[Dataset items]
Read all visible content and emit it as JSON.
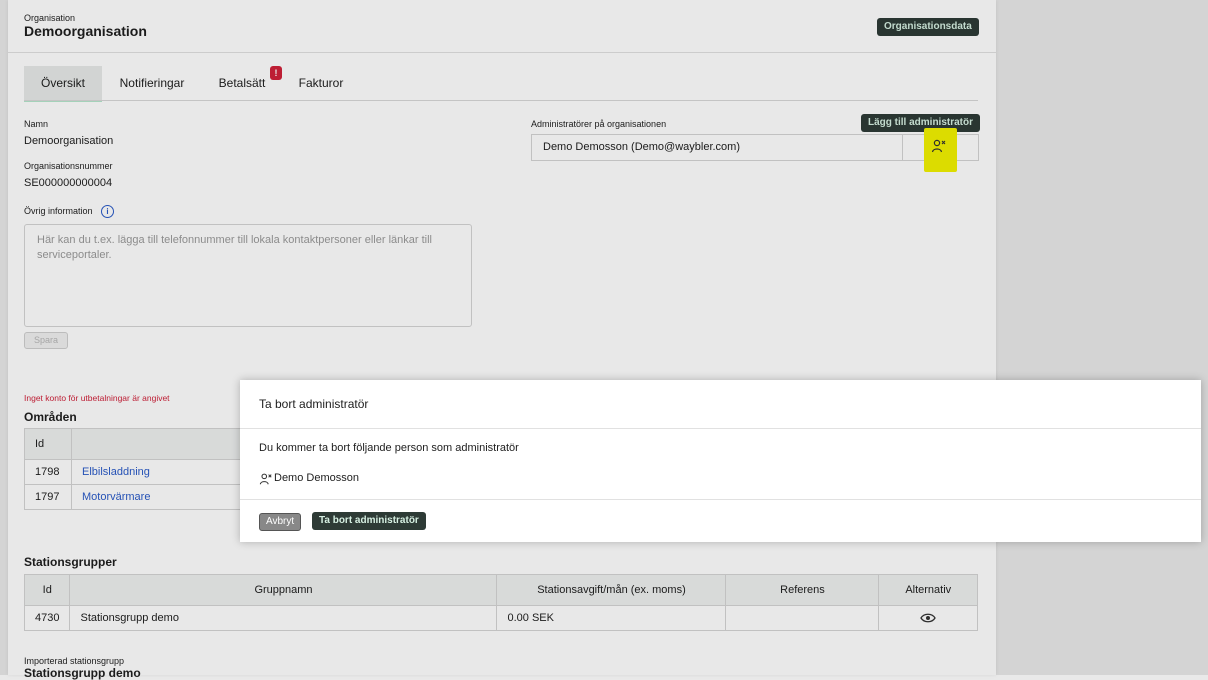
{
  "header": {
    "org_label": "Organisation",
    "org_name": "Demoorganisation",
    "org_data_button": "Organisationsdata"
  },
  "tabs": [
    {
      "label": "Översikt"
    },
    {
      "label": "Notifieringar"
    },
    {
      "label": "Betalsätt",
      "badge": "!"
    },
    {
      "label": "Fakturor"
    }
  ],
  "overview": {
    "name_label": "Namn",
    "name_value": "Demoorganisation",
    "orgnum_label": "Organisationsnummer",
    "orgnum_value": "SE000000000004",
    "other_info_label": "Övrig information",
    "other_info_placeholder": "Här kan du t.ex. lägga till telefonnummer till lokala kontaktpersoner eller länkar till serviceportaler.",
    "save_button": "Spara"
  },
  "admins": {
    "label": "Administratörer på organisationen",
    "add_button": "Lägg till administratör",
    "rows": [
      {
        "name": "Demo Demosson (Demo@waybler.com)"
      }
    ]
  },
  "warning": "Inget konto för utbetalningar är angivet",
  "areas": {
    "title": "Områden",
    "col_id": "Id",
    "rows": [
      {
        "id": "1798",
        "name": "Elbilsladdning"
      },
      {
        "id": "1797",
        "name": "Motorvärmare"
      }
    ]
  },
  "station_groups": {
    "title": "Stationsgrupper",
    "columns": [
      "Id",
      "Gruppnamn",
      "Stationsavgift/mån (ex. moms)",
      "Referens",
      "Alternativ"
    ],
    "rows": [
      {
        "id": "4730",
        "name": "Stationsgrupp demo",
        "fee": "0.00 SEK",
        "ref": ""
      }
    ]
  },
  "imported": {
    "label": "Importerad stationsgrupp",
    "value": "Stationsgrupp demo"
  },
  "modal": {
    "title": "Ta bort administratör",
    "body": "Du kommer ta bort följande person som administratör",
    "person": "Demo Demosson",
    "cancel_button": "Avbryt",
    "confirm_button": "Ta bort administratör"
  },
  "colors": {
    "accent": "#2e3b36",
    "accent_text": "#d6f0e2",
    "link": "#2a5bc8",
    "warning": "#d0213a",
    "highlight": "#f2f200"
  }
}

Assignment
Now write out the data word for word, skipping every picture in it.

The answer
Read all visible content and emit it as JSON.
{
  "header": {
    "org_label": "Organisation",
    "org_name": "Demoorganisation",
    "org_data_button": "Organisationsdata"
  },
  "tabs": [
    {
      "label": "Översikt"
    },
    {
      "label": "Notifieringar"
    },
    {
      "label": "Betalsätt",
      "badge": "!"
    },
    {
      "label": "Fakturor"
    }
  ],
  "overview": {
    "name_label": "Namn",
    "name_value": "Demoorganisation",
    "orgnum_label": "Organisationsnummer",
    "orgnum_value": "SE000000000004",
    "other_info_label": "Övrig information",
    "other_info_placeholder": "Här kan du t.ex. lägga till telefonnummer till lokala kontaktpersoner eller länkar till serviceportaler.",
    "save_button": "Spara"
  },
  "admins": {
    "label": "Administratörer på organisationen",
    "add_button": "Lägg till administratör",
    "rows": [
      {
        "name": "Demo Demosson (Demo@waybler.com)"
      }
    ]
  },
  "warning": "Inget konto för utbetalningar är angivet",
  "areas": {
    "title": "Områden",
    "col_id": "Id",
    "rows": [
      {
        "id": "1798",
        "name": "Elbilsladdning"
      },
      {
        "id": "1797",
        "name": "Motorvärmare"
      }
    ]
  },
  "station_groups": {
    "title": "Stationsgrupper",
    "columns": [
      "Id",
      "Gruppnamn",
      "Stationsavgift/mån (ex. moms)",
      "Referens",
      "Alternativ"
    ],
    "rows": [
      {
        "id": "4730",
        "name": "Stationsgrupp demo",
        "fee": "0.00 SEK",
        "ref": ""
      }
    ]
  },
  "imported": {
    "label": "Importerad stationsgrupp",
    "value": "Stationsgrupp demo"
  },
  "modal": {
    "title": "Ta bort administratör",
    "body": "Du kommer ta bort följande person som administratör",
    "person": "Demo Demosson",
    "cancel_button": "Avbryt",
    "confirm_button": "Ta bort administratör"
  },
  "colors": {
    "accent": "#2e3b36",
    "accent_text": "#d6f0e2",
    "link": "#2a5bc8",
    "warning": "#d0213a",
    "highlight": "#f2f200"
  }
}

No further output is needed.